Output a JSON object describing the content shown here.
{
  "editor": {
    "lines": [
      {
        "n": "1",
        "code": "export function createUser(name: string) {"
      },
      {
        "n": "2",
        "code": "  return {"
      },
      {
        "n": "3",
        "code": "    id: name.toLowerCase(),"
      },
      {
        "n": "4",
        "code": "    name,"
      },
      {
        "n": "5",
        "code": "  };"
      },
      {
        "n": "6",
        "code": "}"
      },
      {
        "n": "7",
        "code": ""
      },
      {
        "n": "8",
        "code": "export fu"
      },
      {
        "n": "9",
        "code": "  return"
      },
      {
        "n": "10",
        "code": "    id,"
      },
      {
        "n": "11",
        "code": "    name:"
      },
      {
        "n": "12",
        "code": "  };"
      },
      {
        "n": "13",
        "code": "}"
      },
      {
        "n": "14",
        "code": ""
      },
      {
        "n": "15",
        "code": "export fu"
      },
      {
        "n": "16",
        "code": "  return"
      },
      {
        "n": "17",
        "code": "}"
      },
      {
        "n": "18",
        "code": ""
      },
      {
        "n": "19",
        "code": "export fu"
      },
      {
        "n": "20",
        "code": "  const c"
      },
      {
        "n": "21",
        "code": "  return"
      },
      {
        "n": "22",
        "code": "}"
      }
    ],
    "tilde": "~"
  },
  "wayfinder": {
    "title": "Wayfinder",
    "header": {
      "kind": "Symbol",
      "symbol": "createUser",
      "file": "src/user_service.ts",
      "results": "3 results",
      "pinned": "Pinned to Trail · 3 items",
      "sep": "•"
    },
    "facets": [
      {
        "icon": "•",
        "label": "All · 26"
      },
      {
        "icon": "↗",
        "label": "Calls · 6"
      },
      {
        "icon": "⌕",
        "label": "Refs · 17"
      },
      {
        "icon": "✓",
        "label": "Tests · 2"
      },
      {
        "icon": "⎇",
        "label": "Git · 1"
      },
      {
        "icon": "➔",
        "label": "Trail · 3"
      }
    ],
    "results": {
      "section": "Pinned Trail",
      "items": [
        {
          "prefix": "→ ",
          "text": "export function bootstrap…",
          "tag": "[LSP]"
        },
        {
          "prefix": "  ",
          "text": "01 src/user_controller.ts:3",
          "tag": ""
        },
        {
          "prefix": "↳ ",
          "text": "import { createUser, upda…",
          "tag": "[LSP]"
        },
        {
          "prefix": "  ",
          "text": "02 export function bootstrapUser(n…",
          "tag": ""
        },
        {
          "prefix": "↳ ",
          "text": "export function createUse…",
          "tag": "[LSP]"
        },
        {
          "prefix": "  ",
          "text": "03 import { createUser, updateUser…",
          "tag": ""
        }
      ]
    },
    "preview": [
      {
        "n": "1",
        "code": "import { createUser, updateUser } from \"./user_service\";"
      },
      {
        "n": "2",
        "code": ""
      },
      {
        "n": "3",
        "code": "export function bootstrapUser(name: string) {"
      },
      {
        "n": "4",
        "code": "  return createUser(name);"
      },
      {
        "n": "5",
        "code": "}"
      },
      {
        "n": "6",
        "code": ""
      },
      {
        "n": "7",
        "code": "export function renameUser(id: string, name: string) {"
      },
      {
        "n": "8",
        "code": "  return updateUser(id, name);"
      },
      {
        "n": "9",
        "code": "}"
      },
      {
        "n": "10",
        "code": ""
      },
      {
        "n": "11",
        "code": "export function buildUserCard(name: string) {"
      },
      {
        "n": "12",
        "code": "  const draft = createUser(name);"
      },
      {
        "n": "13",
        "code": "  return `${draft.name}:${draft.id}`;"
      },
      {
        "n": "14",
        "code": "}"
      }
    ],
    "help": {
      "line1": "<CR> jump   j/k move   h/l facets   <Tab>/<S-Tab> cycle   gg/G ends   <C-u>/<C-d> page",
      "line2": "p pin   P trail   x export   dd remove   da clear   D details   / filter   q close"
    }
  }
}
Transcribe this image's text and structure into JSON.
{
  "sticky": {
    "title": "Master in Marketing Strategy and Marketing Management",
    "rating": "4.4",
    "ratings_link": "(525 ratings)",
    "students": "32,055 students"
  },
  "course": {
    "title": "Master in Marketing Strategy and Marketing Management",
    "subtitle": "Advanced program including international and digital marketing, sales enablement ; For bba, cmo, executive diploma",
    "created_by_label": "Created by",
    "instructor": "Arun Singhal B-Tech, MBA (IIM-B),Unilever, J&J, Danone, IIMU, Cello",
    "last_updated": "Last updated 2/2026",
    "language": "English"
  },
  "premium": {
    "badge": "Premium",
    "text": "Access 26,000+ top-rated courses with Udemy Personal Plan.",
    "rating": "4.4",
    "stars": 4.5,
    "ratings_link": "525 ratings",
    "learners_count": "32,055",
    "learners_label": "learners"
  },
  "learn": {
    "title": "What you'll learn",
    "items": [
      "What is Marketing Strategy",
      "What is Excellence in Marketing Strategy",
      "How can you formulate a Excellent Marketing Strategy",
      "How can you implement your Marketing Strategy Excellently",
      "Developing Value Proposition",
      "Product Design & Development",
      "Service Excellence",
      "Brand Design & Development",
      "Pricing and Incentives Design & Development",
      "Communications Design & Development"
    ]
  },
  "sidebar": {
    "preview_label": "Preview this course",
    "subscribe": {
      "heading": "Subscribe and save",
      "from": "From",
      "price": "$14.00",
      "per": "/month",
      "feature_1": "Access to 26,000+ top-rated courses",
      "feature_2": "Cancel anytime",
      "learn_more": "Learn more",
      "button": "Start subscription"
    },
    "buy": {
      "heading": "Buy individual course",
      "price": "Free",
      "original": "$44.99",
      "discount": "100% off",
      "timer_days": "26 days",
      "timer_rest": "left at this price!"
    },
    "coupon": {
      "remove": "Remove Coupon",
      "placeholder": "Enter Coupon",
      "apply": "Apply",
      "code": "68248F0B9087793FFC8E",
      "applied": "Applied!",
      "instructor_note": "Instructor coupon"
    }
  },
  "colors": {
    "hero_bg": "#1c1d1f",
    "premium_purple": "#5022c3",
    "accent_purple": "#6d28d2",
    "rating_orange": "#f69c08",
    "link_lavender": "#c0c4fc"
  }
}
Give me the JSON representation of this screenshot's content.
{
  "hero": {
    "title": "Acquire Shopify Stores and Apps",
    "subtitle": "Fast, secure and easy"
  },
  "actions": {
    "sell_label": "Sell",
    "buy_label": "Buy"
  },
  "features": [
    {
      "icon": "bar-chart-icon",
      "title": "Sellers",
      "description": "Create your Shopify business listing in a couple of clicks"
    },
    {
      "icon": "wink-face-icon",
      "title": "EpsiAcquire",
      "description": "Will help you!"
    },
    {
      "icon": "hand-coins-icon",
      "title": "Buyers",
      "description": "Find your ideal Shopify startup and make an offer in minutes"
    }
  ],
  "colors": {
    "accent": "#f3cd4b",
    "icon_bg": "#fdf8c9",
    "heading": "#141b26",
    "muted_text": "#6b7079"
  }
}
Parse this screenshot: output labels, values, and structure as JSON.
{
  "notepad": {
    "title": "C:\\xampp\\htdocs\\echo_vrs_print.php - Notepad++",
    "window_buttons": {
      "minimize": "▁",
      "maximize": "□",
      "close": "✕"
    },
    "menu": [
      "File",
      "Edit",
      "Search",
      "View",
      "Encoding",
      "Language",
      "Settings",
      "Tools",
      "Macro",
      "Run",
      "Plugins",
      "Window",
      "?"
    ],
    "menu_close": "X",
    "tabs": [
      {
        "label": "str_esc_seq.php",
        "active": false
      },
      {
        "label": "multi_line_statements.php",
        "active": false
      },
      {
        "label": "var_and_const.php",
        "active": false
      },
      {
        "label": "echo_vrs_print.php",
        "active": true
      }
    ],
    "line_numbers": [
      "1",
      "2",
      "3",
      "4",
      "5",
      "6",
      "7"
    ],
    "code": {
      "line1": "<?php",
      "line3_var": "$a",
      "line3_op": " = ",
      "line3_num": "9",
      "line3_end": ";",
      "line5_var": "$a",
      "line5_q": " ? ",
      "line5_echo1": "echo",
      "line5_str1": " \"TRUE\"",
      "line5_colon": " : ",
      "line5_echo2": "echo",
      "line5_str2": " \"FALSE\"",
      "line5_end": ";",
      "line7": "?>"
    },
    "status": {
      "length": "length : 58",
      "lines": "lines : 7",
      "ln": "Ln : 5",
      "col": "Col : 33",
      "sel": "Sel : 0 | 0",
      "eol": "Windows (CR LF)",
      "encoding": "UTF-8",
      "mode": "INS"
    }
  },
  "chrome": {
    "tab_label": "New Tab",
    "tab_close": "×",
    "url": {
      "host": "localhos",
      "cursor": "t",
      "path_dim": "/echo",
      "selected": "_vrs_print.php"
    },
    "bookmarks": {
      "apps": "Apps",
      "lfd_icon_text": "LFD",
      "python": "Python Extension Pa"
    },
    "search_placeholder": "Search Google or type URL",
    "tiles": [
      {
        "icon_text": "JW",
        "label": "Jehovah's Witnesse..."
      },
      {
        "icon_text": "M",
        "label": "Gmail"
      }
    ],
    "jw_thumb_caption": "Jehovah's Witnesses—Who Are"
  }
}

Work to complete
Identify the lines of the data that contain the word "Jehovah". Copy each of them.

Answer box
        "label": "Jehovah's Witnesse..."
    "jw_thumb_caption": "Jehovah's Witnesses—Who Are"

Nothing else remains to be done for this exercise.